UNICEF Gambia - Real lives - Health

Real lives

Real lives

 

Health

“Help yourself protect yourself”: Changing People’s Perceptions and Practices for Ebola Prevention
“I was trained on Ebola to sensitize my community for prevention,” said 55-year-old Imam Baboucarr Sy, also alikalo of Fass Abdou, a small village on the Senegal-Gambia border in the Central River Region (CRR) of the Islamic Republic of The Gambia.

Preventing malaria – making the well-being of children the number one priority
It was a particularly hot day in the village of Baati Njole, in The Gambia’s Central River Region (CRR), and 3 year-old Sai Ceesay was among the few children already yawning tiredly after a fulfilling dinner.

The local midwife: Complementing skilled midwifery in the community
Fifty-six year-old Kaku Krubally has been practicing as a traditional birth attendant (TBA) for the past 17 years and is skilled at what she does.

Changing attitudes for good health practices
Hawa Sisawo, a 32-year-old mother of six, smiled mirthfully as her active 6-months-old daughter, Isatou, pushed her breast away impatiently and gave a loud burp of satisfaction.

“They are not better than me”: Discrimination against polio victims
Twenty-six year-old Ndey Trawally is a mother of two and a part-time hairdresser from Bundung, a largely populated urban community in the Kanifing Municipality; one of two municipalities in The Gambia.

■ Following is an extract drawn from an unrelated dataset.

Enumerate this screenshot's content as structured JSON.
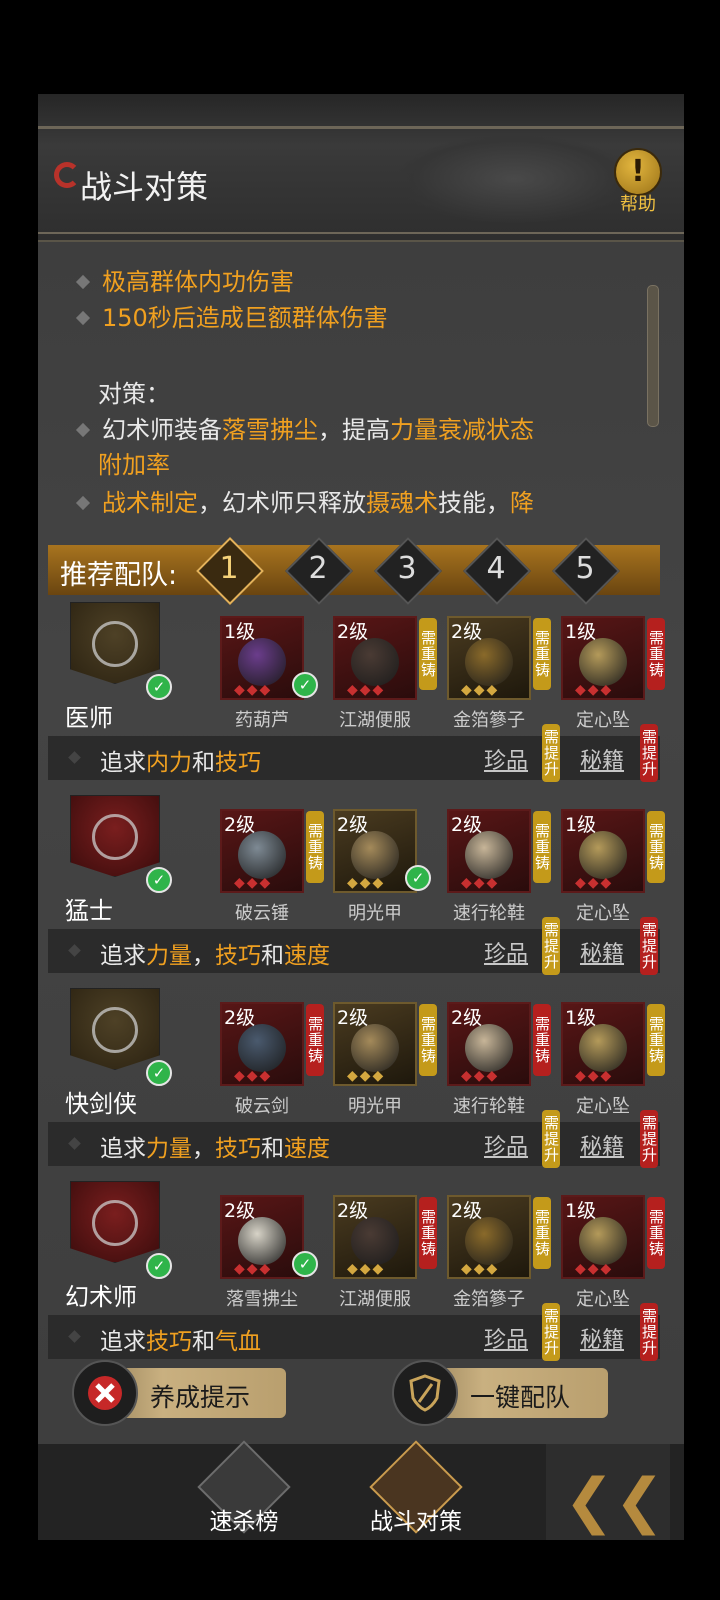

Stamping out measles for good
Mariama Jammeh, a young mother of three children, was already up before dawn on Tuesday, 13th December 2011 – much earlier than her usual wake-up hour.

Changing social and cultural norms: Fathers immunize their children against measles
Since the dawn of time, women have traditionally been the sole custodians of child upbringing, among other domestic responsibilities, including watching over the health of their children.

A mother’s contribution
Up until a few years ago, Daba Ceesay, a 45 year-old mother of seven children, had no prior experience with polio.

That frightful thing called polio
It was not yet 9.30 a.m., but 36 year-old Jabou Bojang, a mother of six children and a housewife/sandwich vendor by profession, was already hurrying down the dusty road leading to her house in Banjulinding, in the Western Region of The Gambia.

 

 
Search:

 Email this article

unite for children